=== Aim of the task ===
Return every line below exactly, leaving nothing out.

=== Input for this task ===
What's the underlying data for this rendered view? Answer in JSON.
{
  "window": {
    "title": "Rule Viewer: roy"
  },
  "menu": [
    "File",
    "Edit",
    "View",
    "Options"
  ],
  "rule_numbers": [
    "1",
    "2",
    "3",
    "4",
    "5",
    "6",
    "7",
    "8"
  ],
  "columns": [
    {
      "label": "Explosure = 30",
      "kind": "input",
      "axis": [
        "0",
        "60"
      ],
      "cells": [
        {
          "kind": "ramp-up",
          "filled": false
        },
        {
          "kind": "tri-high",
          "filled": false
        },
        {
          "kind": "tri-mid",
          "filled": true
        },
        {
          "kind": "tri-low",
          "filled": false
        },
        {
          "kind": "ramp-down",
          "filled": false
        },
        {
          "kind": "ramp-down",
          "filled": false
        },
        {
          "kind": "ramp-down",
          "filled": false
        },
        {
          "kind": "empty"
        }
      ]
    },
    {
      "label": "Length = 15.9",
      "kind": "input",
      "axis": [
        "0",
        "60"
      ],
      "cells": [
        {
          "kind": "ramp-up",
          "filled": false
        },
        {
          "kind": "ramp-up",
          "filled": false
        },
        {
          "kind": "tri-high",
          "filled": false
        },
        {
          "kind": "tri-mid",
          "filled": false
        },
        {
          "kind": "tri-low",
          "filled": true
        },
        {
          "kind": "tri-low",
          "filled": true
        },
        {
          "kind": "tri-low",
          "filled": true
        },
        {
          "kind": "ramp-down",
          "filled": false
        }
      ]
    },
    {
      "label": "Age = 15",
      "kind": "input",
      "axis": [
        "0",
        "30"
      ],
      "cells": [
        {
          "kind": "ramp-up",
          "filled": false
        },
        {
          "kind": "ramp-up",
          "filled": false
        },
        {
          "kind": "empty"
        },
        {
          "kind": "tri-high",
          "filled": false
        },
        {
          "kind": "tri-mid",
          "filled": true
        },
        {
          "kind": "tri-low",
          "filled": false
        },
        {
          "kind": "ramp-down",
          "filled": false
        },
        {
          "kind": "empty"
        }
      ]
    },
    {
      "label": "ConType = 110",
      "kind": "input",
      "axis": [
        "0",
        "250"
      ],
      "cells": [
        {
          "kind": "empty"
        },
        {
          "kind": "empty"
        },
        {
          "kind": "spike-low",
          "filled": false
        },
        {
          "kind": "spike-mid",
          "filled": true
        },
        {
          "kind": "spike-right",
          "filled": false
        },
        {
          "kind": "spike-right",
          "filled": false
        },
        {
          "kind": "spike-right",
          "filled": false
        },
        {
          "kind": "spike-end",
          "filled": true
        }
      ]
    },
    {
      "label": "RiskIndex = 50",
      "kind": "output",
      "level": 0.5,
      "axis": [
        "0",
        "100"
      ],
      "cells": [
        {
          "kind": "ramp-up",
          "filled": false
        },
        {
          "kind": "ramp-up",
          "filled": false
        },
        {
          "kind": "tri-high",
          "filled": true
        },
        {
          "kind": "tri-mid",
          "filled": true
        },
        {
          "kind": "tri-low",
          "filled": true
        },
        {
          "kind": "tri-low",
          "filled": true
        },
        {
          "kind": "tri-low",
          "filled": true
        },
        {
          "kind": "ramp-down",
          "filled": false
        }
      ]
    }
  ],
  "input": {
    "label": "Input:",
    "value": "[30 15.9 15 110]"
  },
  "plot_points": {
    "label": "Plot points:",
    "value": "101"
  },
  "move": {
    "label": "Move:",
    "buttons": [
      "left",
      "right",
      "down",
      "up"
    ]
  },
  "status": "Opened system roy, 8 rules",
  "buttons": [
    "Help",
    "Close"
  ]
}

=== Answer to this problem ===
What's the underlying data for this rendered view? Answer in JSON.
{
  "window": {
    "title": "Rule Viewer: roy"
  },
  "menu": [
    "File",
    "Edit",
    "View",
    "Options"
  ],
  "rule_numbers": [
    "1",
    "2",
    "3",
    "4",
    "5",
    "6",
    "7",
    "8"
  ],
  "columns": [
    {
      "label": "Explosure = 30",
      "kind": "input",
      "axis": [
        "0",
        "60"
      ],
      "cells": [
        {
          "kind": "ramp-up",
          "filled": false
        },
        {
          "kind": "tri-high",
          "filled": false
        },
        {
          "kind": "tri-mid",
          "filled": true
        },
        {
          "kind": "tri-low",
          "filled": false
        },
        {
          "kind": "ramp-down",
          "filled": false
        },
        {
          "kind": "ramp-down",
          "filled": false
        },
        {
          "kind": "ramp-down",
          "filled": false
        },
        {
          "kind": "empty"
        }
      ]
    },
    {
      "label": "Length = 15.9",
      "kind": "input",
      "axis": [
        "0",
        "60"
      ],
      "cells": [
        {
          "kind": "ramp-up",
          "filled": false
        },
        {
          "kind": "ramp-up",
          "filled": false
        },
        {
          "kind": "tri-high",
          "filled": false
        },
        {
          "kind": "tri-mid",
          "filled": false
        },
        {
          "kind": "tri-low",
          "filled": true
        },
        {
          "kind": "tri-low",
          "filled": true
        },
        {
          "kind": "tri-low",
          "filled": true
        },
        {
          "kind": "ramp-down",
          "filled": false
        }
      ]
    },
    {
      "label": "Age = 15",
      "kind": "input",
      "axis": [
        "0",
        "30"
      ],
      "cells": [
        {
          "kind": "ramp-up",
          "filled": false
        },
        {
          "kind": "ramp-up",
          "filled": false
        },
        {
          "kind": "empty"
        },
        {
          "kind": "tri-high",
          "filled": false
        },
        {
          "kind": "tri-mid",
          "filled": true
        },
        {
          "kind": "tri-low",
          "filled": false
        },
        {
          "kind": "ramp-down",
          "filled": false
        },
        {
          "kind": "empty"
        }
      ]
    },
    {
      "label": "ConType = 110",
      "kind": "input",
      "axis": [
        "0",
        "250"
      ],
      "cells": [
        {
          "kind": "empty"
        },
        {
          "kind": "empty"
        },
        {
          "kind": "spike-low",
          "filled": false
        },
        {
          "kind": "spike-mid",
          "filled": true
        },
        {
          "kind": "spike-right",
          "filled": false
        },
        {
          "kind": "spike-right",
          "filled": false
        },
        {
          "kind": "spike-right",
          "filled": false
        },
        {
          "kind": "spike-end",
          "filled": true
        }
      ]
    },
    {
      "label": "RiskIndex = 50",
      "kind": "output",
      "level": 0.5,
      "axis": [
        "0",
        "100"
      ],
      "cells": [
        {
          "kind": "ramp-up",
          "filled": false
        },
        {
          "kind": "ramp-up",
          "filled": false
        },
        {
          "kind": "tri-high",
          "filled": true
        },
        {
          "kind": "tri-mid",
          "filled": true
        },
        {
          "kind": "tri-low",
          "filled": true
        },
        {
          "kind": "tri-low",
          "filled": true
        },
        {
          "kind": "tri-low",
          "filled": true
        },
        {
          "kind": "ramp-down",
          "filled": false
        }
      ]
    }
  ],
  "input": {
    "label": "Input:",
    "value": "[30 15.9 15 110]"
  },
  "plot_points": {
    "label": "Plot points:",
    "value": "101"
  },
  "move": {
    "label": "Move:",
    "buttons": [
      "left",
      "right",
      "down",
      "up"
    ]
  },
  "status": "Opened system roy, 8 rules",
  "buttons": [
    "Help",
    "Close"
  ]
}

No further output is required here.